» TRY IT:
Write out the data that follows. Keep every character unchanged.

******

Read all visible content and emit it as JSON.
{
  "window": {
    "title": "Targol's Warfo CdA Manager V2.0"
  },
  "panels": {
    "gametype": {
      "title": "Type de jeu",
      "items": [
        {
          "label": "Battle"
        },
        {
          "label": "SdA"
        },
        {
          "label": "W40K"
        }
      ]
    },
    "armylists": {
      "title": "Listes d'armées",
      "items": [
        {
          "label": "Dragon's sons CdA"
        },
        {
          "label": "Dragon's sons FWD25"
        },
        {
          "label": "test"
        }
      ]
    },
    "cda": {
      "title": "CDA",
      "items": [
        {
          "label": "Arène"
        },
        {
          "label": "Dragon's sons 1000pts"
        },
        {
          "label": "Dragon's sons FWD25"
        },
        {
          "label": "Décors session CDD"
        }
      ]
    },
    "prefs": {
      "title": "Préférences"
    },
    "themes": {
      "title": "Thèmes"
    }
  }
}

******

» ANSWER SPACE:
Read all visible content and emit it as JSON.
{
  "window": {
    "title": "Targol's Warfo CdA Manager V2.0"
  },
  "panels": {
    "gametype": {
      "title": "Type de jeu",
      "items": [
        {
          "label": "Battle"
        },
        {
          "label": "SdA"
        },
        {
          "label": "W40K"
        }
      ]
    },
    "armylists": {
      "title": "Listes d'armées",
      "items": [
        {
          "label": "Dragon's sons CdA"
        },
        {
          "label": "Dragon's sons FWD25"
        },
        {
          "label": "test"
        }
      ]
    },
    "cda": {
      "title": "CDA",
      "items": [
        {
          "label": "Arène"
        },
        {
          "label": "Dragon's sons 1000pts"
        },
        {
          "label": "Dragon's sons FWD25"
        },
        {
          "label": "Décors session CDD"
        }
      ]
    },
    "prefs": {
      "title": "Préférences"
    },
    "themes": {
      "title": "Thèmes"
    }
  }
}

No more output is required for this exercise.